So how can we improve the model? I’m early in the process of thinking about this, and thought I’d share my thinking and get some crowd-source reactions and feedback at this early stage.
I initially started to add elements. For example, if we put “personal resilience” in as a driver, we can start to see how supportive relationships can drive better health. If we add a driver for “earlier health status” we can begin to recognize the longitudinal nature of health. Here’s a snapshot of my white board brainstorm:
But, ultimately the linear driver framework seems to be an insufficient illustration of the system to truly help set priorities for action. This type of model doesn’t emphasize the interactions among the drivers, nor does it truly address the importance of timing and trajectory (there’s that developmental thinking again!).
Seeking a Systems Model
System diagrams and system modeling may be a more effective approach to framing the complexity of the influences on health, and especially to incorporate the critical role of development and what system modelers might call lagged effects, i.e., the effect of an intervention at one point in time on outcomes at a much later point in time. System modeling has been applied to community health, but the models I have seen don’t adequately account for the later or long-term effects of interventions at earlier points in time, particularly the protective effects of interventions at critical points in development as well as the cumulative effects over time.
Here’s my first rough attempt at a system diagram for health outcomes, presented for others to comment on and improve:
Cleaned up, it looks like this, more legible but still a draft:
What I’ve represented as the outcome is “health now.” A key influence of health now is health at an earlier stage, with this earlier stage health influenced by numerous drivers—many of which are not dramatically different than those in the McGinnis/Kindig model. The distinction is the emphasis on the interaction of these drivers and of the critical impact of health at an earlier stage on later health—in either a virtuous or vicious cycle.
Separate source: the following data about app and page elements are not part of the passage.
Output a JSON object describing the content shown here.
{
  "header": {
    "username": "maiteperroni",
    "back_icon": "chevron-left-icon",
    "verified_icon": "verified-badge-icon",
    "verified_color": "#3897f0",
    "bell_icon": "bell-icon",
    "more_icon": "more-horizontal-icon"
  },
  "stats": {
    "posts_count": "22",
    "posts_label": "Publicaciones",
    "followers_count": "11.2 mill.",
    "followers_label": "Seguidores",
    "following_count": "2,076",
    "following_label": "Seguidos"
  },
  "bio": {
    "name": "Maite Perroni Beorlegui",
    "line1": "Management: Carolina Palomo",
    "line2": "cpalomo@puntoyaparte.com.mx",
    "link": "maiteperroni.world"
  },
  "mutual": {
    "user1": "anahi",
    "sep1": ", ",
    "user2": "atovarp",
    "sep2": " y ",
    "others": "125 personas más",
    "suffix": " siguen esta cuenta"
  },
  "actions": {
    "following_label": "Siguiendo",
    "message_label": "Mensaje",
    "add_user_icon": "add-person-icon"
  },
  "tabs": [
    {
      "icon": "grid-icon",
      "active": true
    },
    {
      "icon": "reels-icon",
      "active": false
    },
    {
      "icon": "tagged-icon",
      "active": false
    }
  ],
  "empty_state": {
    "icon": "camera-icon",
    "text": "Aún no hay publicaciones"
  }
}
Even this graphic model doesn’t adequately emphasize the particular importance of influences on health at particular times—such as infancy and late adolescence/early adulthood. Yet it does start to elevate the importance of interventions to improve health at an early stage in life—interventions both through health care (e.g., for those at great biologic vulnerability such as extreme prematurity) AND through enhancing the economic and social conditions and capabilities of parents and community.
Getting this right isn’t just an academic exercise. Without attention to time, policy makers may focus all of their efforts on behaviors and conditions at a late (adult) stage and fail to achieve the desired health impact that earlier childhood interventions might have. Similarly, without attention to the interaction among these factors—such as the impact of environmental exposures on epigenetics or the potential for healthcare to influence health behaviors—the potential benefits of some interventions or potential harms of exposures will be vastly underestimated.
I look forward to your help in improving the model and truly focusing all of our efforts on improving health.